Admission is free for self-guided building tours. Visit for more information and a site map of buildings in this year’s event or contact NESEA coordinator Pamela Lester at 413-774-6051, ext 14 or

China: A Lesson in Transformation

By John Perkins

No one back in the ’70s believed that any country could sustain double digit economic growth for more than a couple of years, and under no circumstances for a decade. China accomplished the impossible. And then it did it again. And again. China’s economy mushroomed by an estimated ten-fold. In three decades, the most populous nation on the planet rose from the depths of poverty to become the symbol of what human determination — and capitalism — can accomplish.
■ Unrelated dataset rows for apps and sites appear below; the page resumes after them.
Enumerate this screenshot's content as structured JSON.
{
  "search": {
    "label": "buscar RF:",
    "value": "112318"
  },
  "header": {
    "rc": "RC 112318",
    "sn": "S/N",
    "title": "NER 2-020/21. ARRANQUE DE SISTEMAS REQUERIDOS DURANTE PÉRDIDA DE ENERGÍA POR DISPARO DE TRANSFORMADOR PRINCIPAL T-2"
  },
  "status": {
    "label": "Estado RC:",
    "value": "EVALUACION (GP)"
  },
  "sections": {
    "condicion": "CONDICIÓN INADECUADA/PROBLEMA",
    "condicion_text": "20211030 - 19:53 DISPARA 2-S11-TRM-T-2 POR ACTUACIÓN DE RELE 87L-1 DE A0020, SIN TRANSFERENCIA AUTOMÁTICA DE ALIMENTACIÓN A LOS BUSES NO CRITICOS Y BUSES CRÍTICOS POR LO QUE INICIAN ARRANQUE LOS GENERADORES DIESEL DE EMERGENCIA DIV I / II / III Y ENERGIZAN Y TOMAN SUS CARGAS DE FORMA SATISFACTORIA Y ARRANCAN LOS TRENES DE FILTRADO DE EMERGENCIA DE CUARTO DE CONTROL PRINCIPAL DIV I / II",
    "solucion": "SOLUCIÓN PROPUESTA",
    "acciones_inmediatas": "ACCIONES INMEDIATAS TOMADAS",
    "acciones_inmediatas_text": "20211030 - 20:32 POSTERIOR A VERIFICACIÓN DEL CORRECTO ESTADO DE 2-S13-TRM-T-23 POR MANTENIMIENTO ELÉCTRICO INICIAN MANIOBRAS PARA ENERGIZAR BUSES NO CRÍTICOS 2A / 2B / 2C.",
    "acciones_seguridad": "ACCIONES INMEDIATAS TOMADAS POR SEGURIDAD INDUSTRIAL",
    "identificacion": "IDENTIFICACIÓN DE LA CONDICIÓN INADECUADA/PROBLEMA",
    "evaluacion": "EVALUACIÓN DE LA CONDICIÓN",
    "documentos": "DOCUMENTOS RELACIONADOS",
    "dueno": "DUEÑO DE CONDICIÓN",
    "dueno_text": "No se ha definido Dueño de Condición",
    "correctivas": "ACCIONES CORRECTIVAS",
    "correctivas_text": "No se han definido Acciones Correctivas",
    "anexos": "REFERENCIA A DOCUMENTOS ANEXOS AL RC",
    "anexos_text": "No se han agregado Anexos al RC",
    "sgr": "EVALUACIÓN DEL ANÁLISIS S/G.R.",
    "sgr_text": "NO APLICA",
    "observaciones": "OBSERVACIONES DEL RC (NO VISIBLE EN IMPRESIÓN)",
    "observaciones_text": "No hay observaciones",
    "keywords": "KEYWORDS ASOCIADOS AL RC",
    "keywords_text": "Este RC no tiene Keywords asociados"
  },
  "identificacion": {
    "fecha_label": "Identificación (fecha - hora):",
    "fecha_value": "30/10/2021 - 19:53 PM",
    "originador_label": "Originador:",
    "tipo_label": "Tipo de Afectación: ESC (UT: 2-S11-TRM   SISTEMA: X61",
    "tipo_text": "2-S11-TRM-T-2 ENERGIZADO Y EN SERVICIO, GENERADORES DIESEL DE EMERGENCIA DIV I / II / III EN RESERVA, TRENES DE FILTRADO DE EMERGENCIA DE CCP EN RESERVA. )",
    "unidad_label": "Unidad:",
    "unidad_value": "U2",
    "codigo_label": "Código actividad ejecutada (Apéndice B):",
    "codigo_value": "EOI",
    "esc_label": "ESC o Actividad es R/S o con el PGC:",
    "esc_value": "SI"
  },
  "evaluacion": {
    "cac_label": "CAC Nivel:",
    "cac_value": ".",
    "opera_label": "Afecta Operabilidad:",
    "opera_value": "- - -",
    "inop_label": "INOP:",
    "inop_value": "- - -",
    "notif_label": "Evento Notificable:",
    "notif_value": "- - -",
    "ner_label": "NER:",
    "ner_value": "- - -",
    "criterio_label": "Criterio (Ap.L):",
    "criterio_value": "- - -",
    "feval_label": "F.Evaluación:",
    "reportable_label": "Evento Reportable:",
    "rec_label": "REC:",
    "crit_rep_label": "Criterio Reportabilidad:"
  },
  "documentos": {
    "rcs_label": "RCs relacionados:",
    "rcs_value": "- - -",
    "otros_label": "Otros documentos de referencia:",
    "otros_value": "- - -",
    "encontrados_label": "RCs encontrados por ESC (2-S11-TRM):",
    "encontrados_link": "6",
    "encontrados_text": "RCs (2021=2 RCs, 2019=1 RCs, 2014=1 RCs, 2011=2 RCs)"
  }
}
We in the US seem to want to focus on China’s problems. People constantly point out the negatives, like its greenhouse gas levels that recently surpassed ours (although on a per capita basis our emissions are five times greater than theirs). Driving toward my hotel in the modern Pudang district, I was certainly aware of the low-lying mist that I assumed was smog, but I have to say that I was most struck by something quite different: the profusion of trees. There were dozens of varieties of them, everywhere. Tall, short, deciduous, coniferous, some bursting with colors — red, pink, white, and yellow flowers — they covered a broad center strip that divided outgoing from incoming traffic, lined the sides of the highway, and stretched back as far as the eye could see. Many were tall; all seemed healthy, either naturally suited to the local conditions or pampered. Obviously planted, they were clustered in formations that brought to mind the formal gardens of Versailles. In addition to creating a most pleasant environment for mile upon mile, they performed another function — that of removing carbon dioxide from the air. It was my first inkling of China’s commitment to cleaning up its environment.

"Yes," Mandy Zhang, an MBA student at the China Europe International Business School replied. "We are all very aware of the pollution our economic development has caused. We young people are especially determined to turn it around. Trees are one small part of the plan."

Every time I asked them about the environment, the Chinese students agreed that cleaning it up was a priority. I was told again and again that it will happen. Economic growth had been the first goal; now the time had arrived to take care of the problems that rapid development had created. During the six days I was in Shanghai, the government announced that it would levy taxes against polluters, support a company that was developing electric cars by making plug-in stations available around much of the country, and offer rebates of approximately $4,000 (US) to customers who purchased those cars. "When the government says it will happen," I was told time and again, "it will."

The fact that roughly one sixth of the world’s population has turned itself so totally around in three decades signals hope for all of us. China is a land of many diverse cultures, ones that throughout history frequently fought each other. It has demonstrated the capacity we humans possess for uniting in order to realize a common cause. Rather than fearing China or criticizing its pollution levels, we can draw on its remarkable example, encourage it to do better, and set our own goals of becoming greener than China at an even more rapid pace.

As my plane lifted off from Shanghai airport, I realized that my visit to China had inspired me with a new sense of hope. What a wonderful thing for all of us — and our children and grandchildren — if the new China motivates us in the US, and every other country, to compete to see who can become the most socially and environmentally responsible society on the planet.

Source: John Perkin’s Official Newsletter, June 15, 2009 ( John Perkins is a best selling author and founder of Dream Change and the Pachamama Alliance, non-profit organizations devoted to establishing a world our children will want to inherit.